October 18/11 20:18 pm - Pan Am Games Champions Interview - Glaesser & Dubnicoff
Posted by Editoress on 10/18/11
Canada won its fourth medal - and first gold - at the Pan Am Games in Guadalajara, Mexico, on Tuesday in the Women's 3000m Team Pursuit, setting new Canadian and Pan Am records in both qualifying and the gold medal final. The team consisted of Laura Brown (already a bronze medalist in the time trial), Jasmine Glaesser and Stephanie Roorda. In qualifying, they made the gold medal race with a time of 3:25.093 and then in the final, against Cuba, knocked an astounding 3.645 seconds off of their qualifying time, to win the Pan Am Games title with a time of 3:21.448 .
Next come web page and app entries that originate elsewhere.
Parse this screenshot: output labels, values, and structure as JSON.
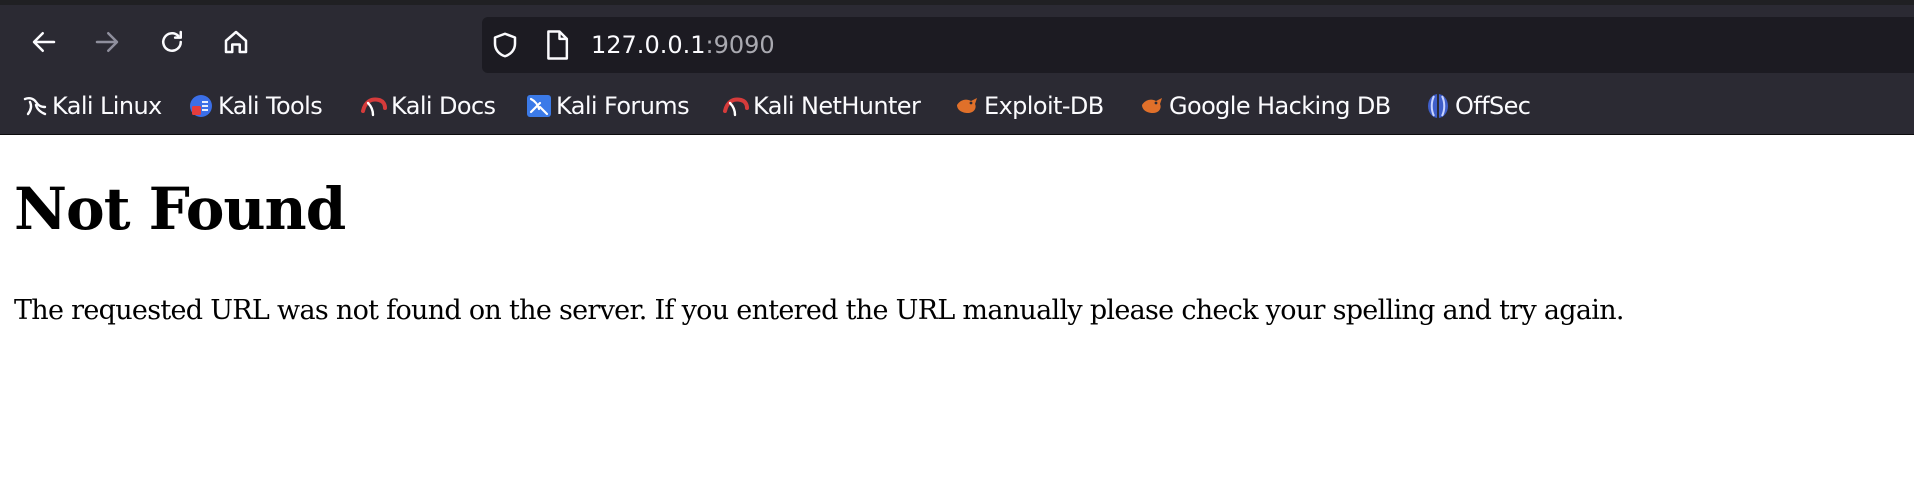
{
  "browser": {
    "url_host": "127.0.0.1",
    "url_port": ":9090",
    "icons": {
      "back": "back-arrow-icon",
      "forward": "forward-arrow-icon",
      "reload": "reload-icon",
      "home": "home-icon",
      "tracking_protection": "shield-icon",
      "page_info": "page-icon"
    },
    "colors": {
      "toolbar": "#2b2a33",
      "urlbar": "#1c1b22",
      "text": "#fbfbfe",
      "port_text": "#a9a9b0"
    }
  },
  "bookmarks": [
    {
      "label": "Kali Linux",
      "icon": "kali-dragon-icon"
    },
    {
      "label": "Kali Tools",
      "icon": "kali-tools-icon"
    },
    {
      "label": "Kali Docs",
      "icon": "kali-docs-icon"
    },
    {
      "label": "Kali Forums",
      "icon": "kali-forums-icon"
    },
    {
      "label": "Kali NetHunter",
      "icon": "kali-nethunter-icon"
    },
    {
      "label": "Exploit-DB",
      "icon": "exploit-db-icon"
    },
    {
      "label": "Google Hacking DB",
      "icon": "ghdb-icon"
    },
    {
      "label": "OffSec",
      "icon": "offsec-icon"
    }
  ],
  "page": {
    "title": "Not Found",
    "message": "The requested URL was not found on the server. If you entered the URL manually please check your spelling and try again."
  }
}
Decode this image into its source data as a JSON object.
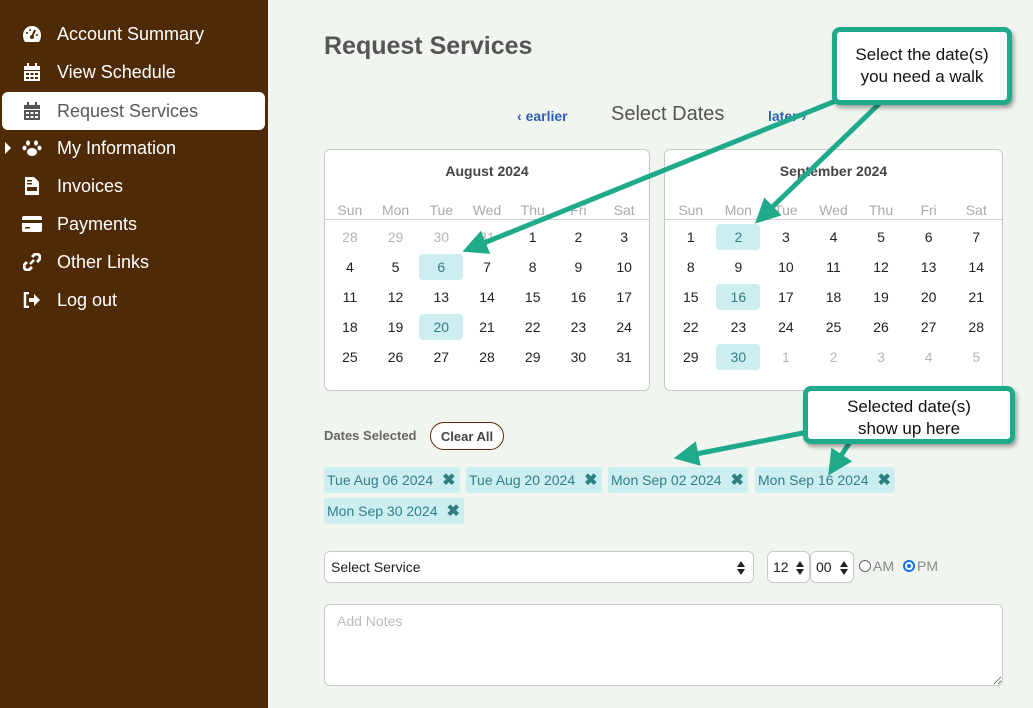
{
  "sidebar": {
    "items": [
      {
        "label": "Account Summary",
        "icon": "gauge-icon",
        "active": false
      },
      {
        "label": "View Schedule",
        "icon": "calendar-icon",
        "active": false
      },
      {
        "label": "Request Services",
        "icon": "calendar-icon",
        "active": true
      },
      {
        "label": "My Information",
        "icon": "paw-icon",
        "active": false,
        "expandable": true
      },
      {
        "label": "Invoices",
        "icon": "document-icon",
        "active": false
      },
      {
        "label": "Payments",
        "icon": "credit-card-icon",
        "active": false
      },
      {
        "label": "Other Links",
        "icon": "link-icon",
        "active": false
      },
      {
        "label": "Log out",
        "icon": "logout-icon",
        "active": false
      }
    ]
  },
  "main": {
    "title": "Request Services",
    "date_nav": {
      "earlier_label": "earlier",
      "heading": "Select Dates",
      "later_label": "later"
    },
    "calendars": [
      {
        "title": "August 2024",
        "weekdays": [
          "Sun",
          "Mon",
          "Tue",
          "Wed",
          "Thu",
          "Fri",
          "Sat"
        ],
        "days": [
          {
            "d": "28",
            "muted": true
          },
          {
            "d": "29",
            "muted": true
          },
          {
            "d": "30",
            "muted": true
          },
          {
            "d": "31",
            "muted": true
          },
          {
            "d": "1"
          },
          {
            "d": "2"
          },
          {
            "d": "3"
          },
          {
            "d": "4"
          },
          {
            "d": "5"
          },
          {
            "d": "6",
            "selected": true
          },
          {
            "d": "7"
          },
          {
            "d": "8"
          },
          {
            "d": "9"
          },
          {
            "d": "10"
          },
          {
            "d": "11"
          },
          {
            "d": "12"
          },
          {
            "d": "13"
          },
          {
            "d": "14"
          },
          {
            "d": "15"
          },
          {
            "d": "16"
          },
          {
            "d": "17"
          },
          {
            "d": "18"
          },
          {
            "d": "19"
          },
          {
            "d": "20",
            "selected": true
          },
          {
            "d": "21"
          },
          {
            "d": "22"
          },
          {
            "d": "23"
          },
          {
            "d": "24"
          },
          {
            "d": "25"
          },
          {
            "d": "26"
          },
          {
            "d": "27"
          },
          {
            "d": "28"
          },
          {
            "d": "29"
          },
          {
            "d": "30"
          },
          {
            "d": "31"
          }
        ]
      },
      {
        "title": "September 2024",
        "weekdays": [
          "Sun",
          "Mon",
          "Tue",
          "Wed",
          "Thu",
          "Fri",
          "Sat"
        ],
        "days": [
          {
            "d": "1"
          },
          {
            "d": "2",
            "selected": true
          },
          {
            "d": "3"
          },
          {
            "d": "4"
          },
          {
            "d": "5"
          },
          {
            "d": "6"
          },
          {
            "d": "7"
          },
          {
            "d": "8"
          },
          {
            "d": "9"
          },
          {
            "d": "10"
          },
          {
            "d": "11"
          },
          {
            "d": "12"
          },
          {
            "d": "13"
          },
          {
            "d": "14"
          },
          {
            "d": "15"
          },
          {
            "d": "16",
            "selected": true
          },
          {
            "d": "17"
          },
          {
            "d": "18"
          },
          {
            "d": "19"
          },
          {
            "d": "20"
          },
          {
            "d": "21"
          },
          {
            "d": "22"
          },
          {
            "d": "23"
          },
          {
            "d": "24"
          },
          {
            "d": "25"
          },
          {
            "d": "26"
          },
          {
            "d": "27"
          },
          {
            "d": "28"
          },
          {
            "d": "29"
          },
          {
            "d": "30",
            "selected": true
          },
          {
            "d": "1",
            "muted": true
          },
          {
            "d": "2",
            "muted": true
          },
          {
            "d": "3",
            "muted": true
          },
          {
            "d": "4",
            "muted": true
          },
          {
            "d": "5",
            "muted": true
          }
        ]
      }
    ],
    "dates_selected_label": "Dates Selected",
    "clear_all_label": "Clear All",
    "selected_dates": [
      "Tue Aug 06 2024",
      "Tue Aug 20 2024",
      "Mon Sep 02 2024",
      "Mon Sep 16 2024",
      "Mon Sep 30 2024"
    ],
    "remove_glyph": "✖",
    "service_select": {
      "value": "Select Service"
    },
    "time": {
      "hour": "12",
      "minute": "00",
      "am_label": "AM",
      "pm_label": "PM",
      "selected_period": "PM"
    },
    "notes": {
      "placeholder": "Add Notes",
      "value": ""
    }
  },
  "annotations": {
    "callout_1": [
      "Select the date(s)",
      "you need a walk"
    ],
    "callout_2": [
      "Selected date(s)",
      "show up here"
    ]
  },
  "colors": {
    "sidebar_bg": "#4f2a07",
    "page_bg": "#f1f5ef",
    "selected_bg": "#cdeef0",
    "selected_text": "#2f7f86",
    "link": "#2b5fb4",
    "callout_border": "#1faa8b",
    "radio_on": "#1a73e8"
  }
}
We spoke at the velodrome with national coach Tanya Dubnicoff (who, incidently, saw her 1999 Pan Am Games Flying 200m record finally broken today) and team member Jasmine Glaesser - a new Canadian citizen racing in her first competition for Canada.
"It was a great day," commented Dubnicoff. "To have the ride they had this morning [in qualifying], and then beat it by three and a half seconds ... incredible. No, I didn't think [ 3:21] was possible; I thought they could do 3:24, but the building [velodrome] heated up so much and got so much faster. They rode the ride of their life. Things are looking really good for Canada in the next ten months."
Dubnicoff also said that, while this is the first official race for Glaesser with the team, she "has been with the team training off and on since November. We knew that it was just a matter of time until she could ride, she just had to get her papers."
Glaesser summed it up simply: "This is pretty awesome. I've worked for this for a year and a half ... but to ride a 3:21 is incredible. We analyzed our ride after the morning one, and we thought we could go faster, so it [3:21] was in the back of our minds."
"Once we were on the track, we all committed to it. We started really fast, and I thought 'Oh no, at this pace we could blow up'. But we didn't, we kept the pace and didn't slow down. We kept pushing to the end, we didn't know where Cuba was, so we had to keep fighting right to the end."
"It hasn't completely sunk in yet; this is the new Canadian record by four seconds. But this is just the start."